This month’s Tales will be coming from vocalist/songwriter Sheila Jordan.
“Sheila Jordan is one of the Jazz world’s best kept secrets.”
– Blue Note –
With 51 + albums to her credit, how could she be the best kept secret? People “in the know”, and what I mean by that, people who are true jazz lovers and listeners definitely know who Sheila Jordan is and what is so uncommon about her. She is one of the first vocalist to perform exclusively using just a bassist. When they speak about song stylist, story tellers, makers of history, Ms. Jordan is smack dab in the middle. Starting from her humble beginnings in the coal mining town of Pennsylvania to Chicago, where there, she dared to cross the lines of ignorance, willingly standing up to irrational racism. Her days in New York City. Her unique relationship with Charlie Parker, all the while living, performing , yes singing. That is where her heart was and still is to this day.
This legacy interview gives us all the opportunity to listen to the history of jazz and how it was perceived by one of the world’s rare and ingenious vocalist. Ms. Jordan’s career spanning over 80 years speaks directly as the voice of the original generation of jazz. You can’t know jazz or understand jazz unless you have heard this story. Sheila Jordan’s story.
“Gliding, soaring on the wind. You’re a sight of glory
Flying way up there so high. Wonder what’s your story?”
from Bird Alone by Abbey Lincoln
No longer to wonder, now is to know. I feel very honored to have Ms. Sheila Jordan on this episode of Tales. I’ve listened to her unique and original song styling for most of my musical life and have discovered that appositeness of subtly is definitely an obscure concept these days. Most singers today, sing using acrobatics, digital voice assistance, bells and whistles, anything and everything goes, all running after the latest sound that is most heard and familiar. And then there are the true innovators. The singers who find the illusive truth of the self that is all too often hidden between the notes and words. For Ms. Jordan that truth is her ever constant companion and together they move as one in the world offering to each listener an experience that is rare, profound and colored by love.
During the interview, we spoke on these things and I wanted to list them here so that you can check them out and discover all the wonderful things about this extraordinary woman.
A recording on Riverside (For out of work coal miners) – You Are My Sunshine, (written by ? no one knows for sure)
“The Outer View” George Russell (1962)
Don Ellis (tp); Garnett Brown (tb); Paul Plummer (ts); George Russell (p); Steve Swallow (b) Pete LaRoca (d); Sheila Jordan (voc)
Queen Aliquippa and the town named after her.
Visit Sheila Jordan website to get the latest on her upcoming performance, her music, her workshop series and the latest news and releases.
About Sheila Jordan

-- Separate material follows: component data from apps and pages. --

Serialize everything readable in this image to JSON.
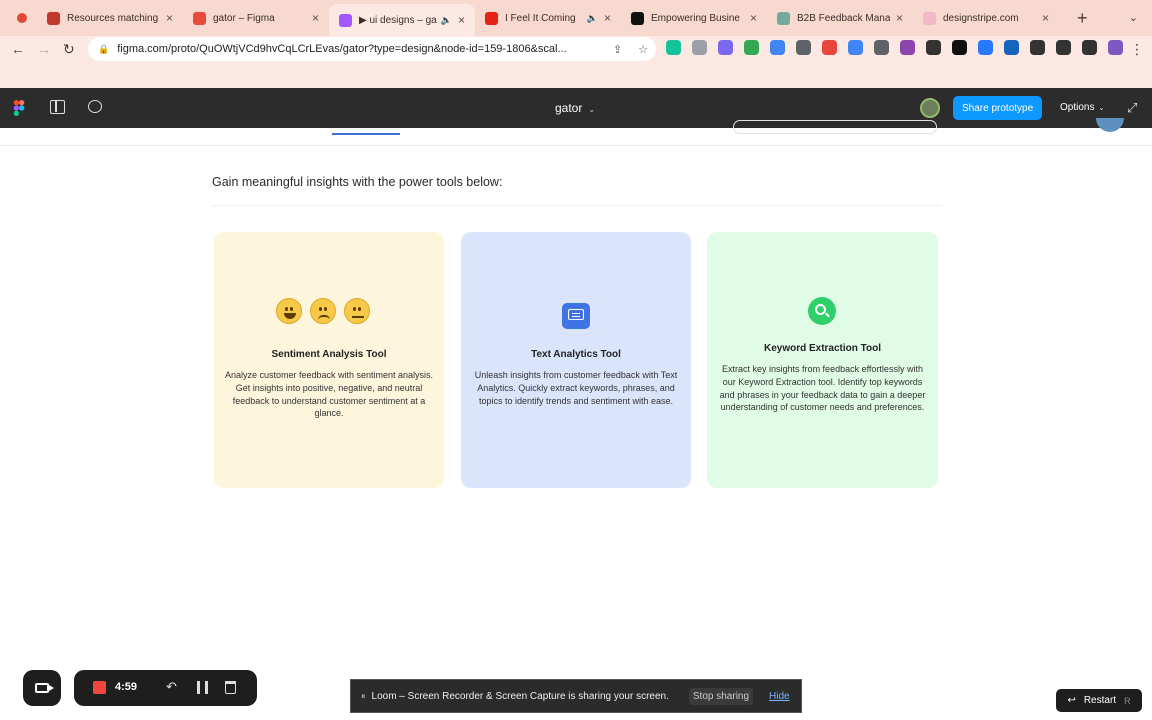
{
  "browser": {
    "tabs": [
      {
        "title": "Resources matching",
        "icon_color": "#c0392b",
        "active": false
      },
      {
        "title": "gator – Figma",
        "icon_color": "#e74c3c",
        "active": false
      },
      {
        "title": "▶ ui designs – ga",
        "icon_color": "#a259ff",
        "active": true
      },
      {
        "title": "I Feel It Coming",
        "icon_color": "#e62117",
        "active": false
      },
      {
        "title": "Empowering Busine",
        "icon_color": "#111111",
        "active": false
      },
      {
        "title": "B2B Feedback Mana",
        "icon_color": "#74aa9c",
        "active": false
      },
      {
        "title": "designstripe.com",
        "icon_color": "#f2b8c6",
        "active": false
      }
    ],
    "url": "figma.com/proto/QuOWtjVCd9hvCqLCrLEvas/gator?type=design&node-id=159-1806&scal...",
    "extensions": [
      {
        "name": "grammarly-icon",
        "color": "#15c39a"
      },
      {
        "name": "camera-icon",
        "color": "#9aa0a6"
      },
      {
        "name": "pen-icon",
        "color": "#7b68ee"
      },
      {
        "name": "chart-icon",
        "color": "#34a853"
      },
      {
        "name": "grid-icon",
        "color": "#4285f4"
      },
      {
        "name": "gear-icon",
        "color": "#5f6368"
      },
      {
        "name": "shield-icon",
        "color": "#e8453c"
      },
      {
        "name": "translate-icon",
        "color": "#4285f4"
      },
      {
        "name": "image-icon",
        "color": "#5f6368"
      },
      {
        "name": "circle-icon",
        "color": "#8e44ad"
      },
      {
        "name": "function-icon",
        "color": "#333333"
      },
      {
        "name": "s-icon",
        "color": "#111111"
      },
      {
        "name": "ring-icon",
        "color": "#2979ff"
      },
      {
        "name": "x-tool-icon",
        "color": "#1565c0"
      },
      {
        "name": "puzzle-icon",
        "color": "#333333"
      },
      {
        "name": "list-icon",
        "color": "#333333"
      },
      {
        "name": "sidebar-icon",
        "color": "#333333"
      },
      {
        "name": "profile-icon",
        "color": "#7e57c2"
      }
    ]
  },
  "figma": {
    "file_name": "gator",
    "share_label": "Share prototype",
    "options_label": "Options"
  },
  "page": {
    "heading": "Gain meaningful insights with the power tools below:",
    "cards": [
      {
        "title": "Sentiment Analysis Tool",
        "description": "Analyze customer feedback with sentiment analysis. Get insights into positive, negative, and neutral feedback to understand customer sentiment at a glance.",
        "color": "#fdf6dc"
      },
      {
        "title": "Text Analytics Tool",
        "description": "Unleash insights from customer feedback with Text Analytics. Quickly extract keywords, phrases, and topics to identify trends and sentiment with ease.",
        "color": "#dae4fb"
      },
      {
        "title": "Keyword Extraction Tool",
        "description": "Extract key insights from feedback effortlessly with our Keyword Extraction tool. Identify top keywords and phrases in your feedback data to gain a deeper understanding of customer needs and preferences.",
        "color": "#e0fbe6"
      }
    ]
  },
  "loom": {
    "timer": "4:59",
    "share_message": "Loom – Screen Recorder & Screen Capture is sharing your screen.",
    "stop_label": "Stop sharing",
    "hide_label": "Hide"
  },
  "restart": {
    "label": "Restart",
    "shortcut": "R"
  }
}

b. Sheila Jeanette Dawson, Nov. 18 1928, Detroit, Michigan, USA.
Raised in poverty in Pennsylvania’s coal-mining country, Jordan began singing as a child and by the time she was in her early teens was working semi-professionally in Detroit clubs. Her first great influence was Charlie Parker and, indeed, most of her influences have been instrumentalists rather than singers. Working chiefly with black musicians, she met with disapproval from the white community but persisted with her career. She was a member of a vocal trio, Skeeter, Mitch And Jean (she was Jean), who sang versions of Parker’s solos in a manner akin to that of the later Lambert, Hendricks And Ross.

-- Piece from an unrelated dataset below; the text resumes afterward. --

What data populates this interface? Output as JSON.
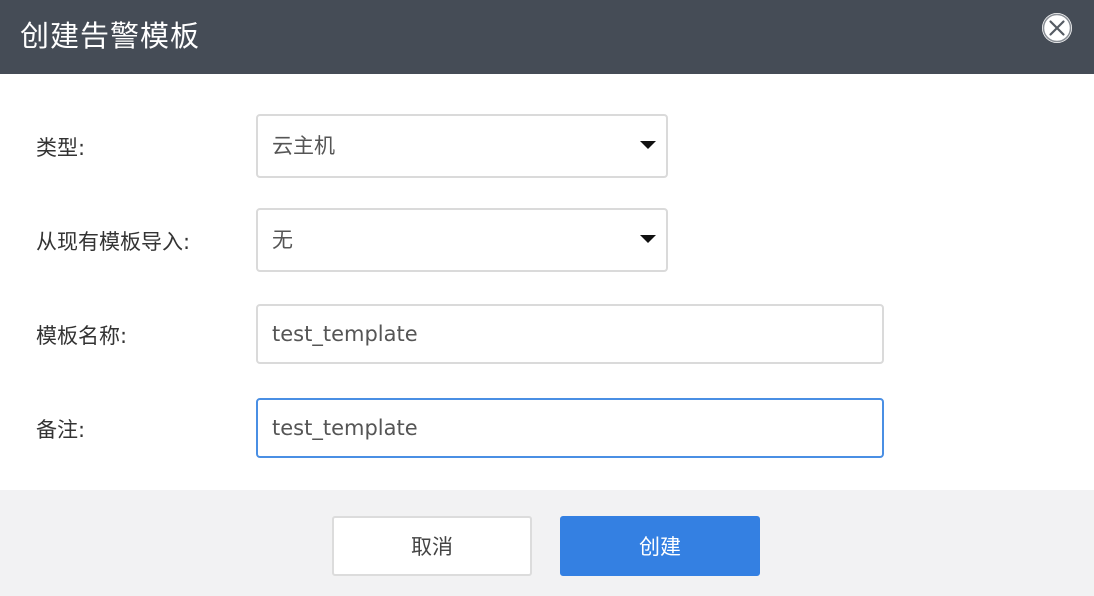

After moving to New York in the early 50s, she married Parker’s pianist, Duke Jordan, and studied with Lennie Tristano, but it was not until the early 60s that she made her first recordings. One of these was under her own name, the other was “The Outer View” with George Russell, which featured a famous 10-minute version of “You Are My Sunshine”.

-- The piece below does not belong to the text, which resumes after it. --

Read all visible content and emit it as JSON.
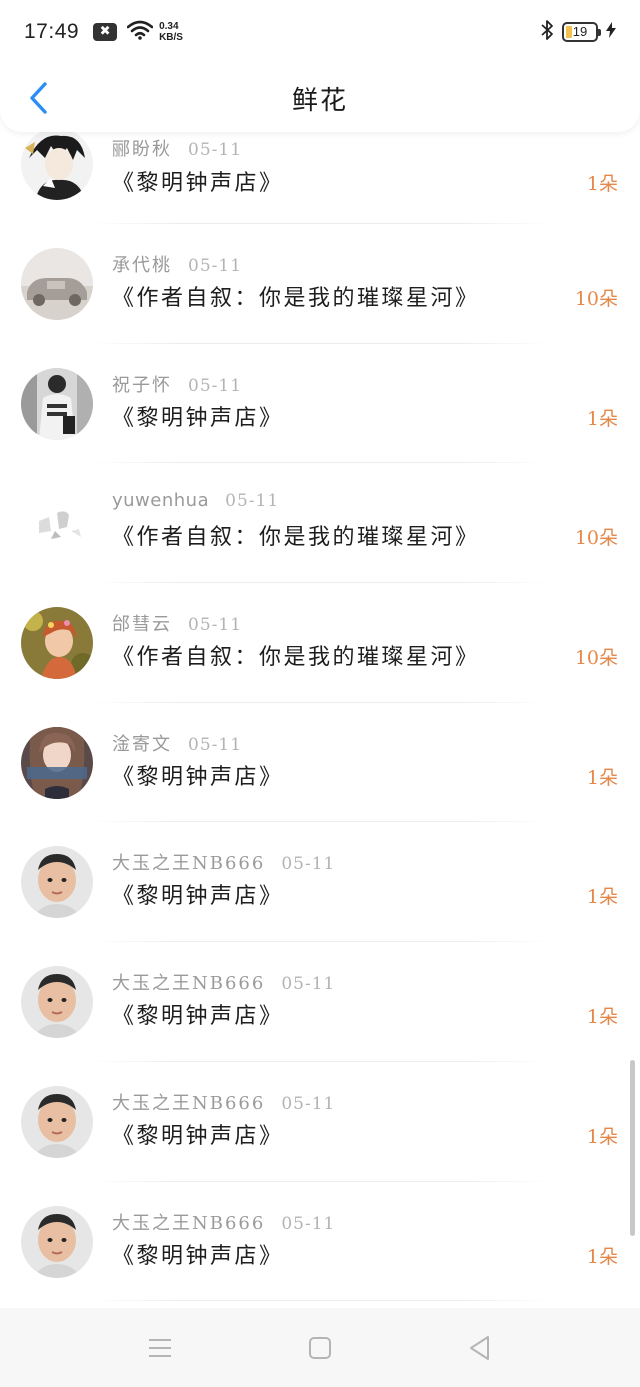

In the mid-60s her work encompassed jazz liturgies sung in churches and extensive club work, but her appeal was narrow even within the confines of jazz. By the late 70s jazz audiences had begun to understand her uncompromising style a little more and her popularity increased – as did her appearances on record, which included albums with pianist Steve Kuhn, whose quartet she joined, and an album, Home, comprising a selection of Robert Creeley’s poems set to music and arranged by Steve Swallow.
A 1983 duo set with bassist Harvie Swartz, “Old Time Feeling”, comprises several of the standards Jordan regularly features in her live repertoire, while 1990’s “Lost And Found” pays tribute to her bebop roots. Both sets display her unique musical trademarks, such as the frequent and unexpected sweeping changes of pitch, which still tend to confound an uninitiated audience. Her preference to the bass and voice set led to another remarkable collaboration with bassist Cameron Brown, whom she has been performing with all over the world for more than ten years so far and they have released the live albums “I’ve Grown Accustomed to the Bass” and “Celebration”. Entirely non-derivative, Jordan is one of only a tiny handful of jazz singers who fully deserve the appellation and for whom no other term will do.
Copyright 1989-2000 Muze UK Ltd
bio taken from www.sheilajordanjazz.com
Listening party section:
Sheila Jordan’s latest CD (click on image to listen to samples)